    Even now, since she passed away on Oct. 27, she’s still there.

  • PHOTOS: Trick or treat, rain or shine
  • PHOTOS: Meet and greet with the state reps
  • News briefs 11/6

    The deadline to submit Santa Letters to The Springfield Sun is 3 p.m.

    Tuesday, Dec. 3. Photos may be submitted with letters. Make sure to include your name, age and address. Age limit for letters is 11 years old. The letters will be judged with first place winner receiving $15, second place will receive $10 and third will receive $5. The letters will appear in the Santa Section on Wednesday, Dec. 25 and on news stands Dec. 24.

  • No license needed: Students learn to drive safely

    Washington County High School sophomores Claire Miller and Jenny Begley can’t even drive yet.

    That didn’t stop them from learning a valuable lesson about the road, though, when they attended the Teen Distracted Driving Summit recently.

    The conference, which was held in Washington D.C. by the National Organization for Youth Safety (NOYS), was aimed at helping teach teen leaders about the dangers of distracted driving and showing them how to make their community more aware of the problem.

  • No WC arrests on ‘Black Friday’

    In what the Kentucky State Police said was the largest one-day drug round-up in agency history, 479 people across the state were arrested on Friday of last week.

    The arrests, resulting in 774 charges, were part of ‘Operation Black Friday.’
    According to a press release from the KSP, the initiative utilized “every available sworn unit within the agency” and was the “direct result of law-abiding citizens providing tips via phone calls, messages, letters and information to the anonymous tip lines.”

  • Former SCC volleyball coach placed on paid leave at IU East

    A former St. Catharine College volleyball coach has been placed on paid administrative leave from Indiana University East.

    The Indy Star reported last week that sexual harassment allegations were made against Adam Stevenson by players to school officials in April or May, but were dismissed after individual discussions with players.

  • The Marshall of this town

    “Neither snow nor rain nor heat nor gloom of night stays these couriers from the swift completion of their appointed rounds.”

    That’s the well-known (though unofficial) creed that is engraved outside of the James A. Farley Post Office building in New York City. For many with the United States Postal Service, that motto leads as an example of what to strive for in their careers. For Marshall Simpson, it’s simply the natural way of things.

  • Commander Band earns distinguished at state semifinals

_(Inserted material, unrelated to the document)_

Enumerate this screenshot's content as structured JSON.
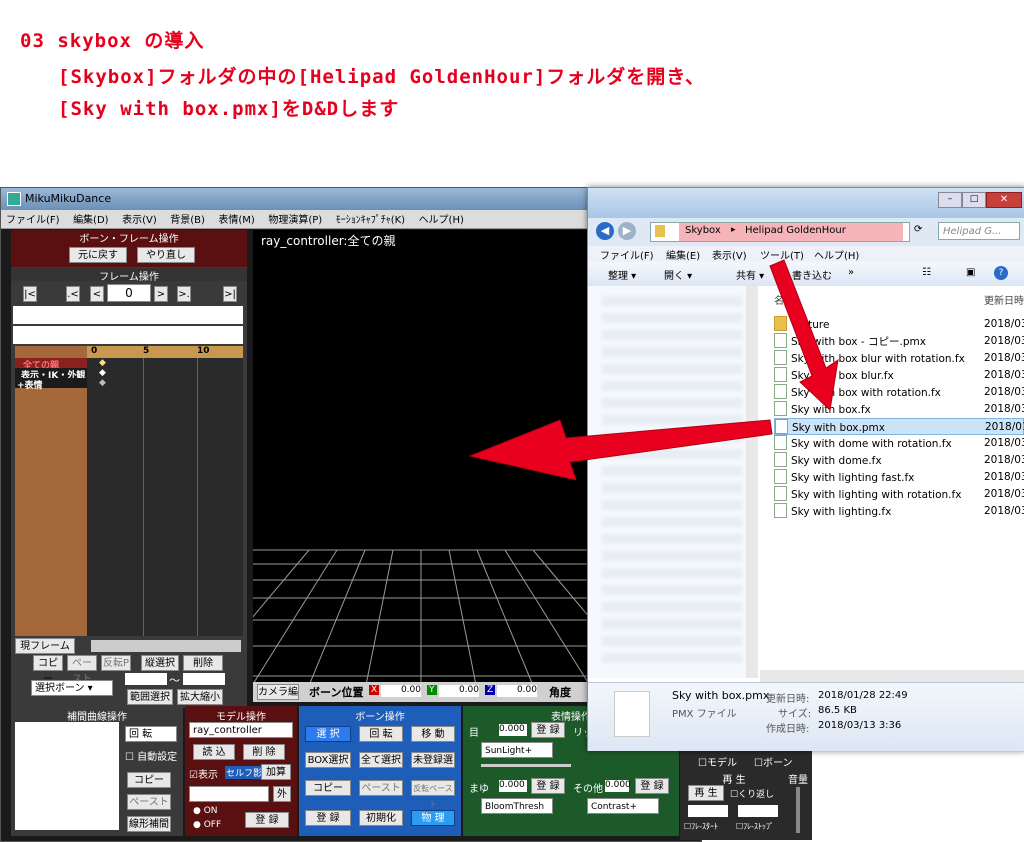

    The Washington County Marching Commander Band competed in the KMEA State Semifinals this past Saturday.  They traveled to Christian Academy of Louisville High School to compete against 15 other bands in the state that had earned the right to be a KMEA State Semifinalist. When the contest had finished, WC Band had placed seventh out of 16 bands and had earned a distinguished rating.